Thankfully during the day, my writing partner had been able to make revisions necessary for us to only lose one of our basement scenes and have their relationship still make sense, but we were still looking at a rather large problem to solve. So, after finishing the day 14 shoot late in the evening, Nick and I sat down to look over the next day, where we would be shooting, and what possibilities existed that would afford us a chance to make up the scene. We focused on the dialog and the action of the scene making sure the most important beats remained. No one knew the story better than us, so who better to solve the problem. Failure wasn’t an option and we felt that when you’re faced with a problem, it’s better not to look at it as a problem. Instead, we took it as an opportunity to be creative, enhance our story, and to keep pushing forward, no matter what. With Jason’s help, we looked at the other locations where this scene could take place and how that could enhance the scene. We decided that we would take two different scenes and combine them into one, which would actually make the action of the scene more focused and provide an overall better scene.
From scouting the area around where we were shooting the other scenes on day 15, we knew that there was a really cool, dark alley that would give us an even more interesting visual. The loss of the basement had forced us to improve the story, the characters’ motivations, and to make sure their actions were specific to each other and their arc.
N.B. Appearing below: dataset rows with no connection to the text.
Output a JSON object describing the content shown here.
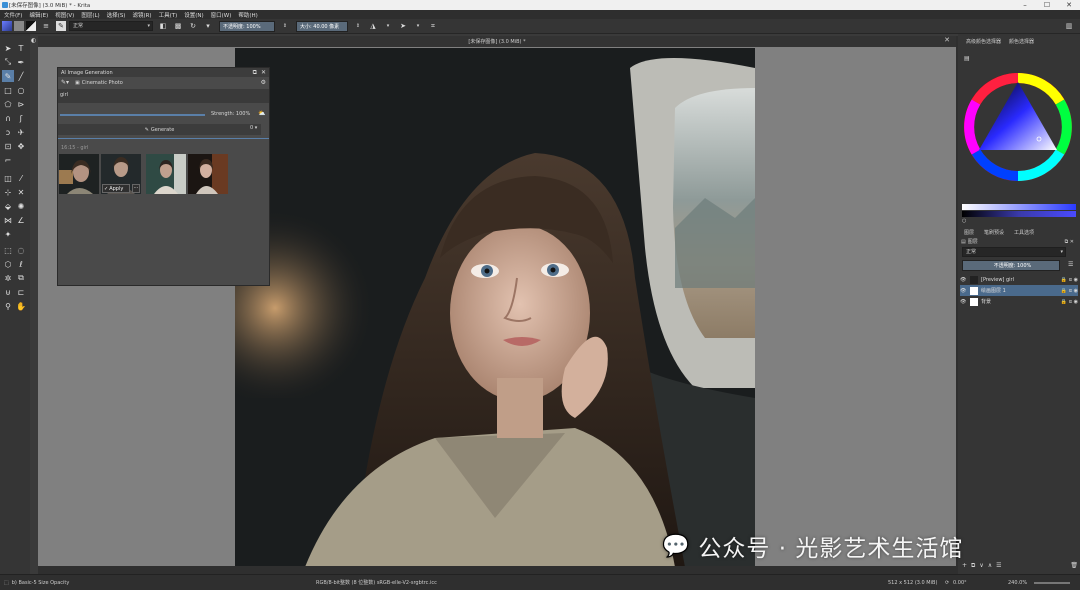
{
  "window": {
    "title": "[未保存图像] (3.0 MiB) * - Krita"
  },
  "menu": [
    "文件(F)",
    "编辑(E)",
    "视图(V)",
    "图层(L)",
    "选择(S)",
    "滤镜(R)",
    "工具(T)",
    "设置(N)",
    "窗口(W)",
    "帮助(H)"
  ],
  "toolbar": {
    "blend_mode": "正常",
    "opacity_label": "不透明度: 100%",
    "size_label": "大小: 40.00 像素"
  },
  "document": {
    "tab_title": "[未保存图像] (3.0 MiB) *"
  },
  "ai_panel": {
    "title": "AI Image Generation",
    "style": "Cinematic Photo",
    "prompt": "girl",
    "strength_label": "Strength: 100%",
    "generate_label": "Generate",
    "count": "0",
    "history_label": "16:15 - girl",
    "apply_label": "Apply"
  },
  "dock": {
    "color_tabs": [
      "高级颜色选择器",
      "颜色选择器"
    ],
    "layer_tabs": [
      "图层",
      "笔刷预设",
      "工具选项"
    ],
    "layers_title": "图层",
    "blend_mode": "正常",
    "opacity_label": "不透明度: 100%",
    "layers": [
      {
        "name": "[Preview] girl",
        "selected": false
      },
      {
        "name": "绘画图层 1",
        "selected": true
      },
      {
        "name": "背景",
        "selected": false
      }
    ]
  },
  "status": {
    "brush": "b) Basic-5 Size Opacity",
    "color_info": "RGB/8-bit整数 (8 位整数) sRGB-elle-V2-srgbtrc.icc",
    "dimensions": "512 x 512 (3.0 MiB)",
    "angle": "0.00°",
    "zoom": "240.0%"
  },
  "watermark": "公众号 · 光影艺术生活馆",
  "colors": {
    "accent": "#5a7fa8",
    "bg": "#353535"
  }
}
Ultimately, it wasn’t about the location, it was about the story and we had to be truthful to it. A lot of changes arise when you’re making an independent film but your goal should always be to tell the story you want to tell.
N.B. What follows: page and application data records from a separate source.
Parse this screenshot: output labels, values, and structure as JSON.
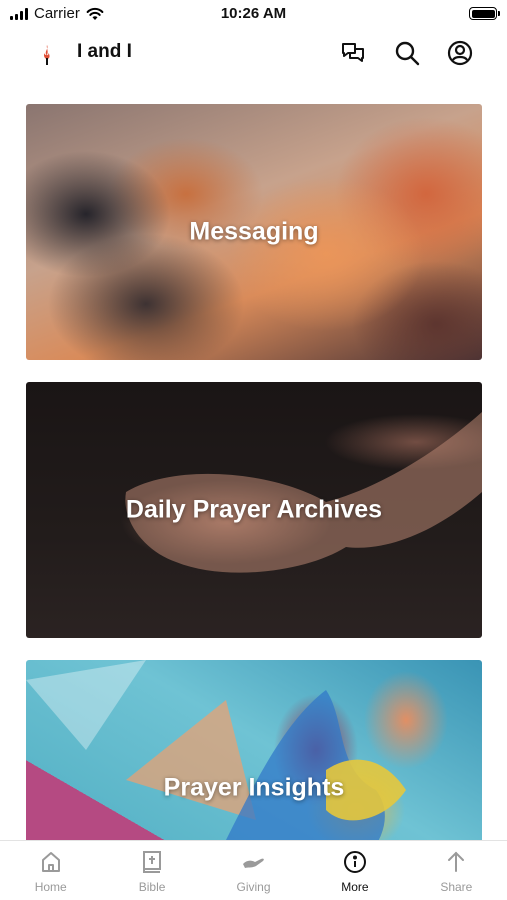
{
  "status_bar": {
    "carrier": "Carrier",
    "time": "10:26 AM"
  },
  "header": {
    "app_title": "I and I",
    "logo_color": "#e0523a",
    "icons": [
      "chat-icon",
      "search-icon",
      "profile-icon"
    ]
  },
  "cards": [
    {
      "label": "Messaging"
    },
    {
      "label": "Daily Prayer Archives"
    },
    {
      "label": "Prayer Insights"
    }
  ],
  "tabs": [
    {
      "label": "Home",
      "icon": "home-icon",
      "active": false
    },
    {
      "label": "Bible",
      "icon": "bible-icon",
      "active": false
    },
    {
      "label": "Giving",
      "icon": "giving-icon",
      "active": false
    },
    {
      "label": "More",
      "icon": "info-icon",
      "active": true
    },
    {
      "label": "Share",
      "icon": "share-icon",
      "active": false
    }
  ]
}
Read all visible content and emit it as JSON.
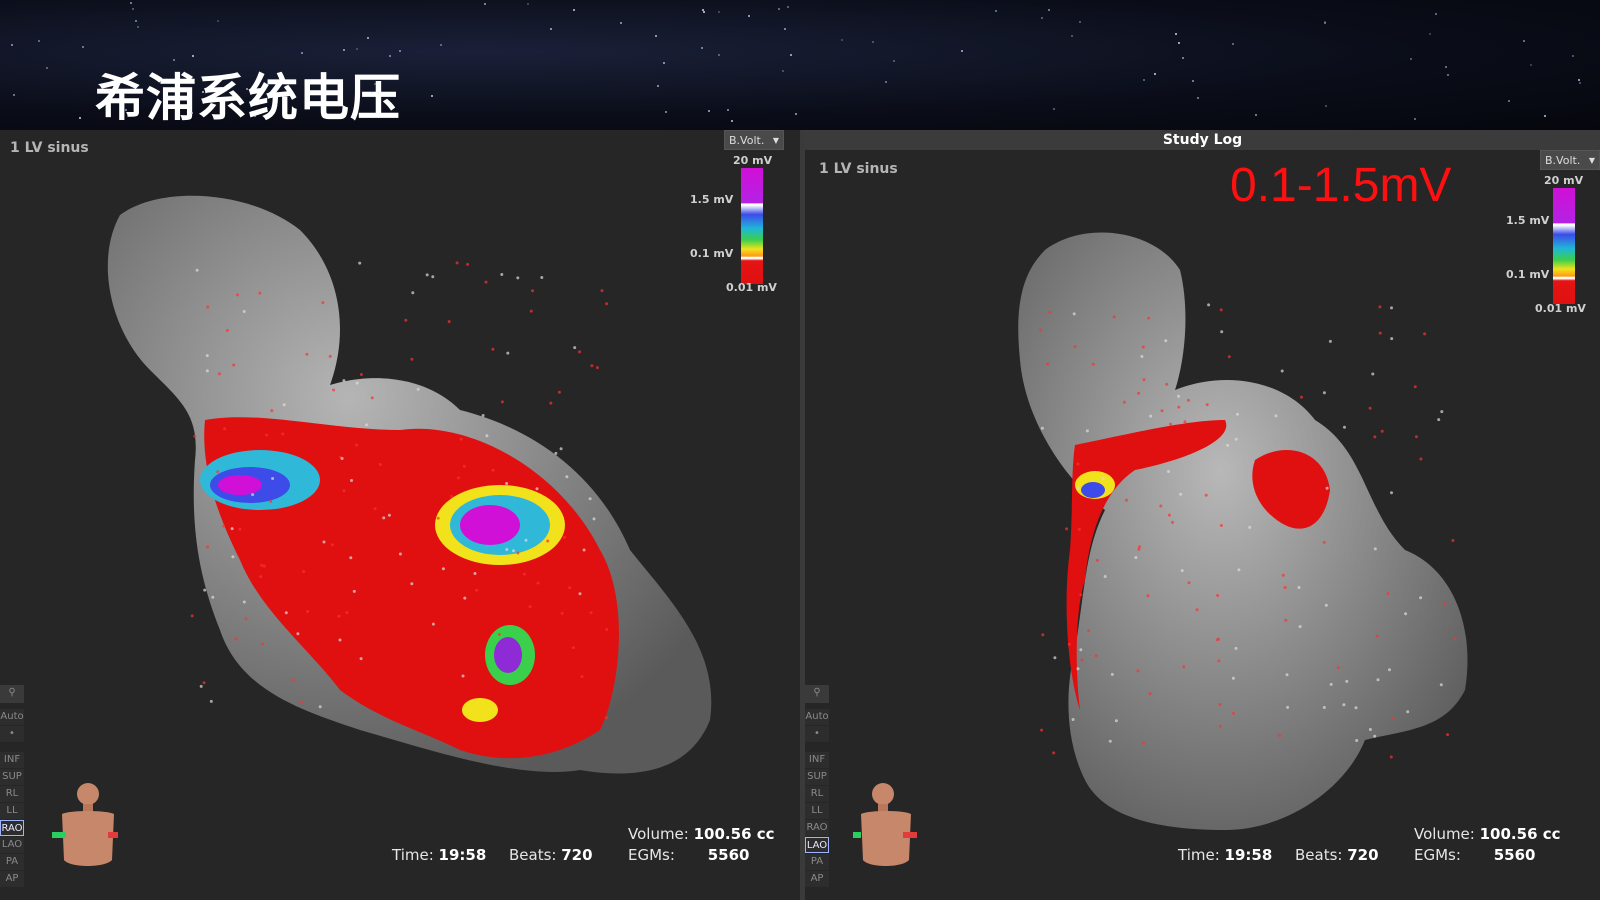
{
  "slide": {
    "title": "希浦系统电压"
  },
  "left_panel": {
    "map_label": "1 LV sinus",
    "dropdown": "B.Volt.",
    "scale": {
      "top": "20 mV",
      "upper": "1.5 mV",
      "lower": "0.1 mV",
      "bottom": "0.01 mV"
    },
    "tools": [
      "Auto",
      "•",
      "INF",
      "SUP",
      "RL",
      "LL",
      "RAO",
      "LAO",
      "PA",
      "AP"
    ],
    "selected_view": "RAO",
    "stats": {
      "time_label": "Time:",
      "time": "19:58",
      "beats_label": "Beats:",
      "beats": "720",
      "volume_label": "Volume:",
      "volume": "100.56 cc",
      "egms_label": "EGMs:",
      "egms": "5560"
    }
  },
  "right_panel": {
    "window_title": "Study Log",
    "map_label": "1 LV sinus",
    "voltage_note": "0.1-1.5mV",
    "dropdown": "B.Volt.",
    "scale": {
      "top": "20 mV",
      "upper": "1.5 mV",
      "lower": "0.1 mV",
      "bottom": "0.01 mV"
    },
    "tools": [
      "Auto",
      "•",
      "INF",
      "SUP",
      "RL",
      "LL",
      "RAO",
      "LAO",
      "PA",
      "AP"
    ],
    "selected_view": "LAO",
    "stats": {
      "time_label": "Time:",
      "time": "19:58",
      "beats_label": "Beats:",
      "beats": "720",
      "volume_label": "Volume:",
      "volume": "100.56 cc",
      "egms_label": "EGMs:",
      "egms": "5560"
    }
  },
  "colors": {
    "low_voltage": "#e01010",
    "normal_voltage": "#d010d6",
    "tissue": "#8e8e8e"
  }
}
This was just one of the instances that occurred while filming. Having my writing partner on set meant that we we’re constantly re-writing and making changes based on everything from lost locations, changes in the weather, and adjusting dialog to better fit situations all the way to the end in order to make sure the film was the best it could be. I’ll share with you quickly something from earlier in our shoot. We had written a role for Keith Sweat in our film and were lucky enough to get the chance to work with him, but didn’t get to meet him in person until the day we were scheduled to shoot his scenes. When we finally met him, we realized that he had an innate style that wasn’t reflected in the dialog and as a result it didn’t ring true. Nick and I were able to accommodate his style and forward the story at the same time.
So much goes into making an independent film and you’ll be pulled in many different directions. The production itself has a mind of its own and half the time you’re just trying to keep up with it. The benefits of being a writer/director on your film is that you can take charge. As I said before, no one knows the story more than you. You wrote it, it came from your mind, the characters, the world it inhabits, and that gives you the edge. Yes, problems will come, but, as long as you never lose the truth of the story, you’ll make it work. In the end, the story is king. As long as you serve the story and make adjustments that enhance it, you’ll be fine.
Justin Foran, Writer/ Producer/Co-Director of Love Magical, along with Nick Fleming, Writer/Associate Producer, have recently completed a successful Kickstarter campaign, raising funds for the soundtrack of their film.
Justin Foran, Writer/ Producer/Co-Director of Love Magical, along with Nick Fleming, Writer/Associate Producer, have recently completed a successful Kickstarter campaign, raising funds for the soundtrack of their film. Twitter @LoveMagicalFilm